The details below the surface were dire: new orders and shipments declined at a record pace. Delivery times lengthened, and inventories fell. Employment levels and the average workweek both contracted at a record pace. Input price increases slowed considerably, while selling prices declined modestly. As usual, hope dies last and though current conditions were the worst in history, firms expected conditions to be slightly better six months from now.

Some more details: Manufacturing firms in New York State reported that business activity declined dramatically in early April. The general business conditions index fell fifty-seven points to -78.2, its largest point drop to its lowest level on record. By way of comparison, the lowest level this indicator had reached prior to April was -34.3 during the Great Recession.

Seven percent reported that conditions improved over the month, while 85 percent reported that conditions had worsened. The new orders index fell fifty-seven points to -66.3, and the shipments index dropped sixty-six points to -68.1, indicating a  sharp decline in both orders and shipments. Delivery times were longer and inventories were modestly lower.

There's more: labor market indicators were extremely weak. The index for number of employees fell fifty-four points to -55.3, with nearly 60 percent of respondents indicating lower employment levels. The average workweek index fell to -61.6, with 65 percent reporting shorter workweeks. The prices paid index fell nineteen points to 5.8, indicating a slowing in input price increases, while the prices received index fell to -8.4, pointing to a decline in selling prices for the first time since 2016.

Looking ahead, firms anticipate a small improvement in business conditions over the next six months. The index for future business conditions edged up six points to 7.0. The indexes for future new orders and future shipments declined, but remained positive, suggesting that firms expect orders and shipments to be modestly higher in six months compared with this month’s levels.
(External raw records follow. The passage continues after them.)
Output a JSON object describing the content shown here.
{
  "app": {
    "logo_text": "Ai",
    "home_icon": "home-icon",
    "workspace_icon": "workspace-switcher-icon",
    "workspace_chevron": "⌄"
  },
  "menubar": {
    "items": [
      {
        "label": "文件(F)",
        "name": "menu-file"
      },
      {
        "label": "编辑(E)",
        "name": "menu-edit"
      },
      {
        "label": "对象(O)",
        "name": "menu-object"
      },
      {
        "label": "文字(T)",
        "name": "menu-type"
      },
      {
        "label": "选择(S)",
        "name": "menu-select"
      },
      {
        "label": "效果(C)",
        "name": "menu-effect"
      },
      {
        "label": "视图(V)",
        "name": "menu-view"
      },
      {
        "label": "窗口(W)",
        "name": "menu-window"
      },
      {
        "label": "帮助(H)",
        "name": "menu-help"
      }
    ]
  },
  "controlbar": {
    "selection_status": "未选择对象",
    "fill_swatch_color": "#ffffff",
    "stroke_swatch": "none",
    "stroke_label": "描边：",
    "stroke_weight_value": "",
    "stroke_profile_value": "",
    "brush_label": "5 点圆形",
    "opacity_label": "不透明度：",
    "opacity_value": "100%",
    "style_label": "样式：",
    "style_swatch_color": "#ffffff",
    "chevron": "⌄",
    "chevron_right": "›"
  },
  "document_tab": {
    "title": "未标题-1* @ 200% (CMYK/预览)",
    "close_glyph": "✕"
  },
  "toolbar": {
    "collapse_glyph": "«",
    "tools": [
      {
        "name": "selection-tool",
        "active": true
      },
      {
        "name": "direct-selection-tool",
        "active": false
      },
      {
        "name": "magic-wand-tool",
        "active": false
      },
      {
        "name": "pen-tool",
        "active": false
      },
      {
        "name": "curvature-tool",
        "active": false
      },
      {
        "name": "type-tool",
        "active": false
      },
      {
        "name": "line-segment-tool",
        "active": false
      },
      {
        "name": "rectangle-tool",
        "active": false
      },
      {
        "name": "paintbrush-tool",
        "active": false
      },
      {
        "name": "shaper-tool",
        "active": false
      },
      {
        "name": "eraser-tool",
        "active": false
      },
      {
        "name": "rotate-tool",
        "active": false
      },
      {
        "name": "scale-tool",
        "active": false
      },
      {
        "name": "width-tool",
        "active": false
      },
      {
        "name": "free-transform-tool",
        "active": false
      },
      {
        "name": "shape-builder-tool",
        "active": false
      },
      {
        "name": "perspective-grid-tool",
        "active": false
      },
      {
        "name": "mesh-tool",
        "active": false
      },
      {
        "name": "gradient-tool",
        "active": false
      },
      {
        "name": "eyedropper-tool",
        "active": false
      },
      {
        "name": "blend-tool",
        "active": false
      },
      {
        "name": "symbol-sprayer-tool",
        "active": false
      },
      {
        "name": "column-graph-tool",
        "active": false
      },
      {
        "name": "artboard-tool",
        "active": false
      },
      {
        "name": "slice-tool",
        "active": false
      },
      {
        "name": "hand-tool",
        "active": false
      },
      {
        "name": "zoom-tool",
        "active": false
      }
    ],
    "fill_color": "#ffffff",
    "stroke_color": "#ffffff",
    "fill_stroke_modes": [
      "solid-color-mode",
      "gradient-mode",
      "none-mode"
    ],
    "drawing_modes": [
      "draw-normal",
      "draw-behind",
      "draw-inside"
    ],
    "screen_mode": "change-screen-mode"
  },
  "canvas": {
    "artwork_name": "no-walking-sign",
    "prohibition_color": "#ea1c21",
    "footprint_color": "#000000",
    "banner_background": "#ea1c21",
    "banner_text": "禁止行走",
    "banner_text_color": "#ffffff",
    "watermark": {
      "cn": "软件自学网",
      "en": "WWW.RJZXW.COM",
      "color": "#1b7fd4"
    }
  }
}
The capital expenditures and technology spending indexes both fell to -11.0, a sign that firms planned to reduce both kinds of spending.

Finally, looking at other regional Fed indexes...

... the pain is only just starting.